● **PROBLEM**
The data must be given again exactly as written, with all images omitted.

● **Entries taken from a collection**

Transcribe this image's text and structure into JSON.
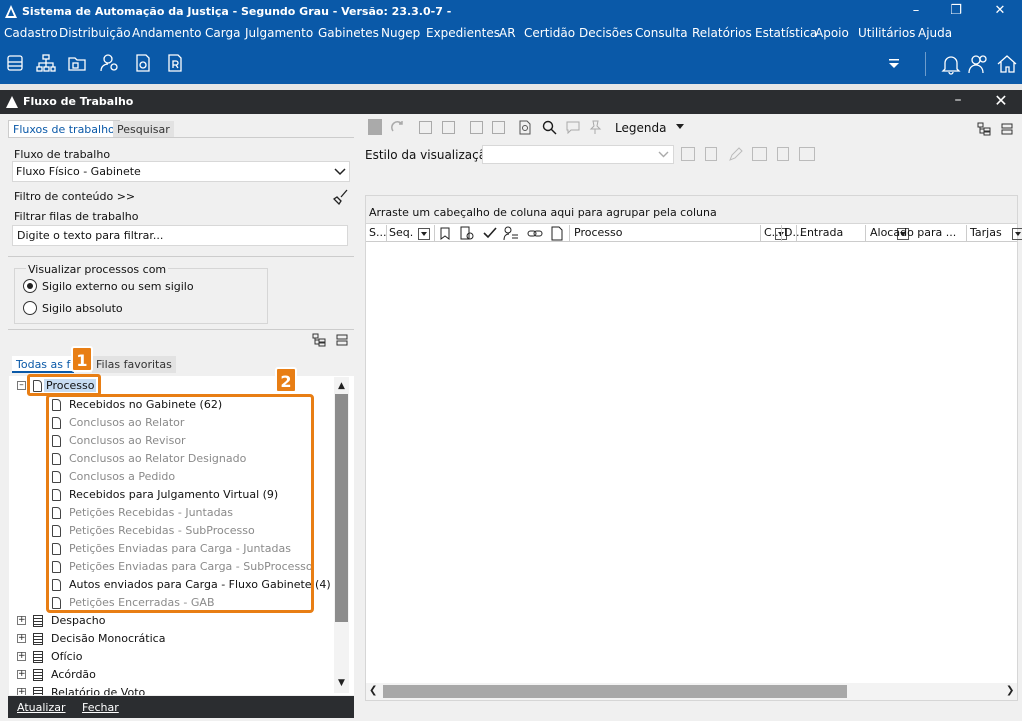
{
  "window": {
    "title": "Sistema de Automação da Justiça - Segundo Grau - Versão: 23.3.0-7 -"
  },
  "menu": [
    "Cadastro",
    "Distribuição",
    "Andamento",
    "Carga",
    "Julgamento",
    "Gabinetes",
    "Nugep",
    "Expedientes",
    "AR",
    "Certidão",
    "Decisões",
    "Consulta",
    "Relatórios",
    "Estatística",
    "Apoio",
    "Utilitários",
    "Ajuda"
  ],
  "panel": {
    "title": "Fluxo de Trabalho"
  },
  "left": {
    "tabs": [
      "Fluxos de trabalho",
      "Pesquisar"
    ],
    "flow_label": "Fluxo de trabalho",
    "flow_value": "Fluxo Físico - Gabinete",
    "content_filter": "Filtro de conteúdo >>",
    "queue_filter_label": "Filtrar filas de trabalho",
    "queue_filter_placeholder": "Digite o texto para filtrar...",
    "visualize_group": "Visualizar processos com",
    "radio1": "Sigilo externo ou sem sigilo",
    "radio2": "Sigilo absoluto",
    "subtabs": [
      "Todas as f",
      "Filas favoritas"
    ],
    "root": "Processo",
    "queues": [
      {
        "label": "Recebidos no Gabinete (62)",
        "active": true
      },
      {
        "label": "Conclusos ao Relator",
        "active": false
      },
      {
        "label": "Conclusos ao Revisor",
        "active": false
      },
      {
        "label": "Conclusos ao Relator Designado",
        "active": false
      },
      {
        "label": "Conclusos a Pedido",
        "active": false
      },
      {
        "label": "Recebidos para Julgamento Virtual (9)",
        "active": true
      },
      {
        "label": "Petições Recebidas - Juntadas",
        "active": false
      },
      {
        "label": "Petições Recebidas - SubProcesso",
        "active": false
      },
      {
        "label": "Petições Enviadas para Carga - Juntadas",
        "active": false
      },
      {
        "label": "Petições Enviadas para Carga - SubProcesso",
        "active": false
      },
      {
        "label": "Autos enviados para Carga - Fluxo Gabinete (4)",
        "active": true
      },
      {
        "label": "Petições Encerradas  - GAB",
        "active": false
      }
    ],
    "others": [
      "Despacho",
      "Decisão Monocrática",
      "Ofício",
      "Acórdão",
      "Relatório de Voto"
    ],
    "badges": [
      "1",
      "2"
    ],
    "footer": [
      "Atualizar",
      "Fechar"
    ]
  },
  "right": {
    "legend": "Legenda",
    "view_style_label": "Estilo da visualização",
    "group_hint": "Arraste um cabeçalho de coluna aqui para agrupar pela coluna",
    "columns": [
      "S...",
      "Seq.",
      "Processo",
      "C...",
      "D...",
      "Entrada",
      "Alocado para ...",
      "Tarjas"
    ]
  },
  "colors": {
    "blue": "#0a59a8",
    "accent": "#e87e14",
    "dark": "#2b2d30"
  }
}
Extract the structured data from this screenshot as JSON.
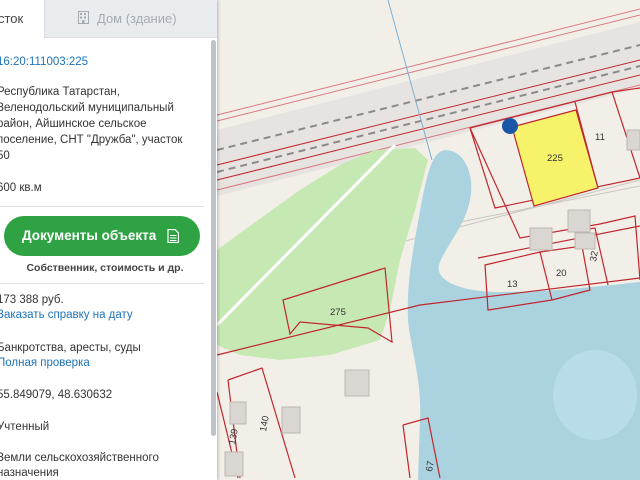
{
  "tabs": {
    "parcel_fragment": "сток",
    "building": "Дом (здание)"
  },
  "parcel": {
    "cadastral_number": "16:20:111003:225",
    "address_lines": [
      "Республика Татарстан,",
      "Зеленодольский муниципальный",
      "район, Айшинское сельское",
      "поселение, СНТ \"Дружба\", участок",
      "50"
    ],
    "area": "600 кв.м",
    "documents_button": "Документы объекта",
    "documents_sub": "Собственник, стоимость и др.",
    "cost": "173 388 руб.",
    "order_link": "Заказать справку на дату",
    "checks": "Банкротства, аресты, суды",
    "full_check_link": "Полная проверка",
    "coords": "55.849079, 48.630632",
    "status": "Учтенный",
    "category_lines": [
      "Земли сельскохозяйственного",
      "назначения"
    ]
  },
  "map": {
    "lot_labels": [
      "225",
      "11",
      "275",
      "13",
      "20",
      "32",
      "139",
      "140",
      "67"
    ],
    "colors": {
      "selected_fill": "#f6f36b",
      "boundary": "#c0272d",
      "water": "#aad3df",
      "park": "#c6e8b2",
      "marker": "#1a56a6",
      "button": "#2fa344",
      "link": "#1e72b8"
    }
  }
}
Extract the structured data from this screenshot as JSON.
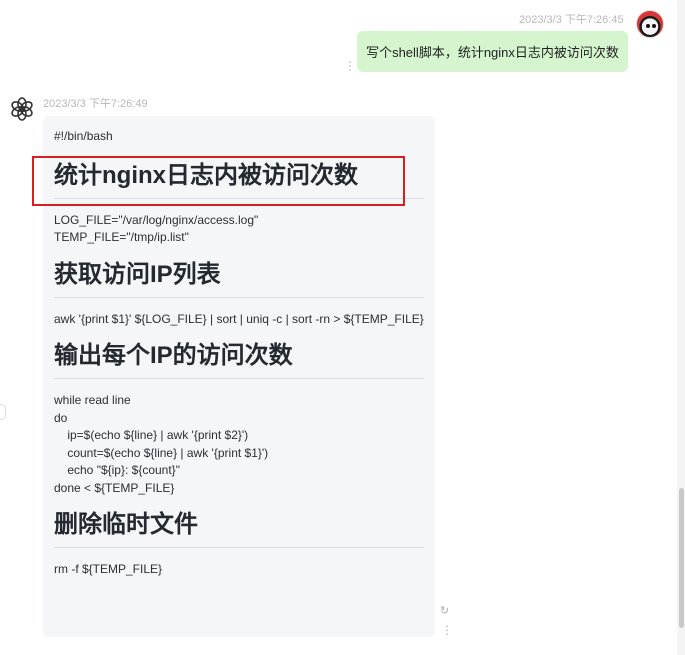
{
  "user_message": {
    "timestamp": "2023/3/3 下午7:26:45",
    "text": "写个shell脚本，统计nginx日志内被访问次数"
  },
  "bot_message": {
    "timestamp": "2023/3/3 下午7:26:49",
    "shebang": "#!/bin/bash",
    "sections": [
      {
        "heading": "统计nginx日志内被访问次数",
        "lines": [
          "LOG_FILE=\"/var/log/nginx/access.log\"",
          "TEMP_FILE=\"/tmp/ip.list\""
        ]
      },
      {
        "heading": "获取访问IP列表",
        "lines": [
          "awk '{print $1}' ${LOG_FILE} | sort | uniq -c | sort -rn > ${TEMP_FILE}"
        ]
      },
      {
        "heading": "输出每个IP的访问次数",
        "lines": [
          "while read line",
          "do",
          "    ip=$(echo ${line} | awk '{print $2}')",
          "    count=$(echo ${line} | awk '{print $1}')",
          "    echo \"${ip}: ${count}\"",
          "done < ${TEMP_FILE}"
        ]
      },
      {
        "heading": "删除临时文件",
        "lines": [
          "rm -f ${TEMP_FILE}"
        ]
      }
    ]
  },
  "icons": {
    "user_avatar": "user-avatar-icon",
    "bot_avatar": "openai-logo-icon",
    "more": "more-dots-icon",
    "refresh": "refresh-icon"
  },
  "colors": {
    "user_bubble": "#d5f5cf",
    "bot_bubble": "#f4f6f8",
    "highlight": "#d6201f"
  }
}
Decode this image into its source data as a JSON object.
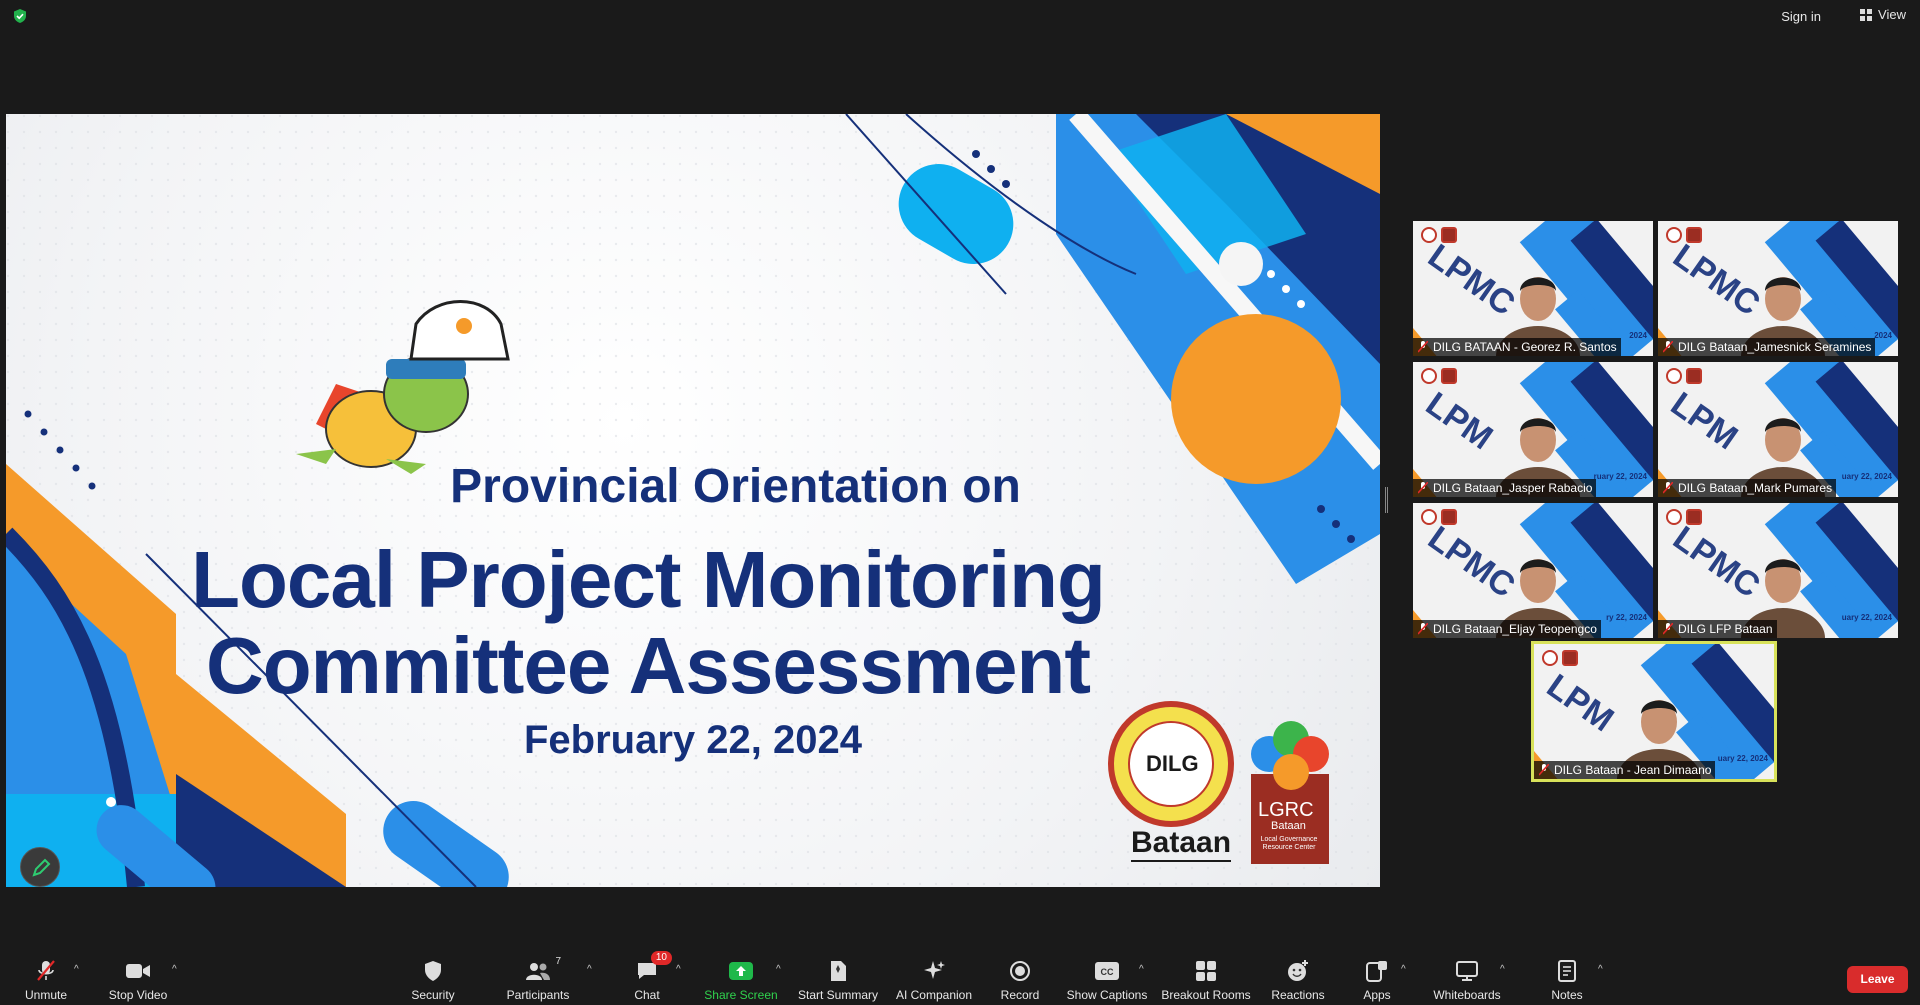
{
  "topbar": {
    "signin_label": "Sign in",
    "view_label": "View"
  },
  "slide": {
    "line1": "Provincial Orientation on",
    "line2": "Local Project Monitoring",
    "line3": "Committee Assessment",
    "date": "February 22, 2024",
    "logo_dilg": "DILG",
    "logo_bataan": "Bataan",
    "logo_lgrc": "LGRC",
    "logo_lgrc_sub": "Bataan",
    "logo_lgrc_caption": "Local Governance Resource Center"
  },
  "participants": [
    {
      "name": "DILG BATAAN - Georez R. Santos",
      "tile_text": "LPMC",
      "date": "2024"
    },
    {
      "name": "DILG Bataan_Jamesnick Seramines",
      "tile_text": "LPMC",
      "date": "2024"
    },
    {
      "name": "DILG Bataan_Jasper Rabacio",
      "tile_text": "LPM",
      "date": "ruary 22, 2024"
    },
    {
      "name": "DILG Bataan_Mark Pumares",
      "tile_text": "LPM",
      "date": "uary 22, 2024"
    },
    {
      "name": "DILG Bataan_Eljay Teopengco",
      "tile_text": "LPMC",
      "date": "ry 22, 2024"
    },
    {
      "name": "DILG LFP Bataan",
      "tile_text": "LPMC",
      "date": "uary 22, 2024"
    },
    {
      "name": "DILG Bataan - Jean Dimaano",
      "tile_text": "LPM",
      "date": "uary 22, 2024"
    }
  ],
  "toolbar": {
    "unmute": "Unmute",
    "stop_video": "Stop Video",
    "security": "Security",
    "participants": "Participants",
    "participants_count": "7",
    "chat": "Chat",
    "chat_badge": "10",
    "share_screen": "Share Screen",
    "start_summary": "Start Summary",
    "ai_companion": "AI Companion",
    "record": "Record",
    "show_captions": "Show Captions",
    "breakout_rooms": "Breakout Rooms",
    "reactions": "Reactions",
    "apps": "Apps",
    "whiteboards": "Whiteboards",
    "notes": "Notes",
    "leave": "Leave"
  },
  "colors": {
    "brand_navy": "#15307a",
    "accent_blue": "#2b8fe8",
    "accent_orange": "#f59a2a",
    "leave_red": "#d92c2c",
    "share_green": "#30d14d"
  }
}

● **RESULT FOR THIS EXERCISE**
Transcribe this image's text and structure into JSON.
{
  "window": {
    "title": "Sistema de Automação da Justiça - Segundo Grau - Versão: 23.3.0-7 -"
  },
  "menu": [
    "Cadastro",
    "Distribuição",
    "Andamento",
    "Carga",
    "Julgamento",
    "Gabinetes",
    "Nugep",
    "Expedientes",
    "AR",
    "Certidão",
    "Decisões",
    "Consulta",
    "Relatórios",
    "Estatística",
    "Apoio",
    "Utilitários",
    "Ajuda"
  ],
  "panel": {
    "title": "Fluxo de Trabalho"
  },
  "left": {
    "tabs": [
      "Fluxos de trabalho",
      "Pesquisar"
    ],
    "flow_label": "Fluxo de trabalho",
    "flow_value": "Fluxo Físico - Gabinete",
    "content_filter": "Filtro de conteúdo >>",
    "queue_filter_label": "Filtrar filas de trabalho",
    "queue_filter_placeholder": "Digite o texto para filtrar...",
    "visualize_group": "Visualizar processos com",
    "radio1": "Sigilo externo ou sem sigilo",
    "radio2": "Sigilo absoluto",
    "subtabs": [
      "Todas as f",
      "Filas favoritas"
    ],
    "root": "Processo",
    "queues": [
      {
        "label": "Recebidos no Gabinete (62)",
        "active": true
      },
      {
        "label": "Conclusos ao Relator",
        "active": false
      },
      {
        "label": "Conclusos ao Revisor",
        "active": false
      },
      {
        "label": "Conclusos ao Relator Designado",
        "active": false
      },
      {
        "label": "Conclusos a Pedido",
        "active": false
      },
      {
        "label": "Recebidos para Julgamento Virtual (9)",
        "active": true
      },
      {
        "label": "Petições Recebidas - Juntadas",
        "active": false
      },
      {
        "label": "Petições Recebidas - SubProcesso",
        "active": false
      },
      {
        "label": "Petições Enviadas para Carga - Juntadas",
        "active": false
      },
      {
        "label": "Petições Enviadas para Carga - SubProcesso",
        "active": false
      },
      {
        "label": "Autos enviados para Carga - Fluxo Gabinete (4)",
        "active": true
      },
      {
        "label": "Petições Encerradas  - GAB",
        "active": false
      }
    ],
    "others": [
      "Despacho",
      "Decisão Monocrática",
      "Ofício",
      "Acórdão",
      "Relatório de Voto"
    ],
    "badges": [
      "1",
      "2"
    ],
    "footer": [
      "Atualizar",
      "Fechar"
    ]
  },
  "right": {
    "legend": "Legenda",
    "view_style_label": "Estilo da visualização",
    "group_hint": "Arraste um cabeçalho de coluna aqui para agrupar pela coluna",
    "columns": [
      "S...",
      "Seq.",
      "Processo",
      "C...",
      "D...",
      "Entrada",
      "Alocado para ...",
      "Tarjas"
    ]
  },
  "colors": {
    "blue": "#0a59a8",
    "accent": "#e87e14",
    "dark": "#2b2d30"
  }
}
Extract the structured data from this screenshot as JSON.
{
  "tabs": {
    "parcel_fragment": "сток",
    "building": "Дом (здание)"
  },
  "parcel": {
    "cadastral_number": "16:20:111003:225",
    "address_lines": [
      "Республика Татарстан,",
      "Зеленодольский муниципальный",
      "район, Айшинское сельское",
      "поселение, СНТ \"Дружба\", участок",
      "50"
    ],
    "area": "600 кв.м",
    "documents_button": "Документы объекта",
    "documents_sub": "Собственник, стоимость и др.",
    "cost": "173 388 руб.",
    "order_link": "Заказать справку на дату",
    "checks": "Банкротства, аресты, суды",
    "full_check_link": "Полная проверка",
    "coords": "55.849079, 48.630632",
    "status": "Учтенный",
    "category_lines": [
      "Земли сельскохозяйственного",
      "назначения"
    ]
  },
  "map": {
    "lot_labels": [
      "225",
      "11",
      "275",
      "13",
      "20",
      "32",
      "139",
      "140",
      "67"
    ],
    "colors": {
      "selected_fill": "#f6f36b",
      "boundary": "#c0272d",
      "water": "#aad3df",
      "park": "#c6e8b2",
      "marker": "#1a56a6",
      "button": "#2fa344",
      "link": "#1e72b8"
    }
  }
}
Extract the structured data from this screenshot as JSON.
{
  "user_message": {
    "timestamp": "2023/3/3 下午7:26:45",
    "text": "写个shell脚本，统计nginx日志内被访问次数"
  },
  "bot_message": {
    "timestamp": "2023/3/3 下午7:26:49",
    "shebang": "#!/bin/bash",
    "sections": [
      {
        "heading": "统计nginx日志内被访问次数",
        "lines": [
          "LOG_FILE=\"/var/log/nginx/access.log\"",
          "TEMP_FILE=\"/tmp/ip.list\""
        ]
      },
      {
        "heading": "获取访问IP列表",
        "lines": [
          "awk '{print $1}' ${LOG_FILE} | sort | uniq -c | sort -rn > ${TEMP_FILE}"
        ]
      },
      {
        "heading": "输出每个IP的访问次数",
        "lines": [
          "while read line",
          "do",
          "    ip=$(echo ${line} | awk '{print $2}')",
          "    count=$(echo ${line} | awk '{print $1}')",
          "    echo \"${ip}: ${count}\"",
          "done < ${TEMP_FILE}"
        ]
      },
      {
        "heading": "删除临时文件",
        "lines": [
          "rm -f ${TEMP_FILE}"
        ]
      }
    ]
  },
  "icons": {
    "user_avatar": "user-avatar-icon",
    "bot_avatar": "openai-logo-icon",
    "more": "more-dots-icon",
    "refresh": "refresh-icon"
  },
  "colors": {
    "user_bubble": "#d5f5cf",
    "bot_bubble": "#f4f6f8",
    "highlight": "#d6201f"
  }
}
Decode this image into its source data as a JSON object.
{
  "topbar": {
    "signin_label": "Sign in",
    "view_label": "View"
  },
  "slide": {
    "line1": "Provincial Orientation on",
    "line2": "Local Project Monitoring",
    "line3": "Committee Assessment",
    "date": "February 22, 2024",
    "logo_dilg": "DILG",
    "logo_bataan": "Bataan",
    "logo_lgrc": "LGRC",
    "logo_lgrc_sub": "Bataan",
    "logo_lgrc_caption": "Local Governance Resource Center"
  },
  "participants": [
    {
      "name": "DILG BATAAN - Georez R. Santos",
      "tile_text": "LPMC",
      "date": "2024"
    },
    {
      "name": "DILG Bataan_Jamesnick Seramines",
      "tile_text": "LPMC",
      "date": "2024"
    },
    {
      "name": "DILG Bataan_Jasper Rabacio",
      "tile_text": "LPM",
      "date": "ruary 22, 2024"
    },
    {
      "name": "DILG Bataan_Mark Pumares",
      "tile_text": "LPM",
      "date": "uary 22, 2024"
    },
    {
      "name": "DILG Bataan_Eljay Teopengco",
      "tile_text": "LPMC",
      "date": "ry 22, 2024"
    },
    {
      "name": "DILG LFP Bataan",
      "tile_text": "LPMC",
      "date": "uary 22, 2024"
    },
    {
      "name": "DILG Bataan - Jean Dimaano",
      "tile_text": "LPM",
      "date": "uary 22, 2024"
    }
  ],
  "toolbar": {
    "unmute": "Unmute",
    "stop_video": "Stop Video",
    "security": "Security",
    "participants": "Participants",
    "participants_count": "7",
    "chat": "Chat",
    "chat_badge": "10",
    "share_screen": "Share Screen",
    "start_summary": "Start Summary",
    "ai_companion": "AI Companion",
    "record": "Record",
    "show_captions": "Show Captions",
    "breakout_rooms": "Breakout Rooms",
    "reactions": "Reactions",
    "apps": "Apps",
    "whiteboards": "Whiteboards",
    "notes": "Notes",
    "leave": "Leave"
  },
  "colors": {
    "brand_navy": "#15307a",
    "accent_blue": "#2b8fe8",
    "accent_orange": "#f59a2a",
    "leave_red": "#d92c2c",
    "share_green": "#30d14d"
  }
}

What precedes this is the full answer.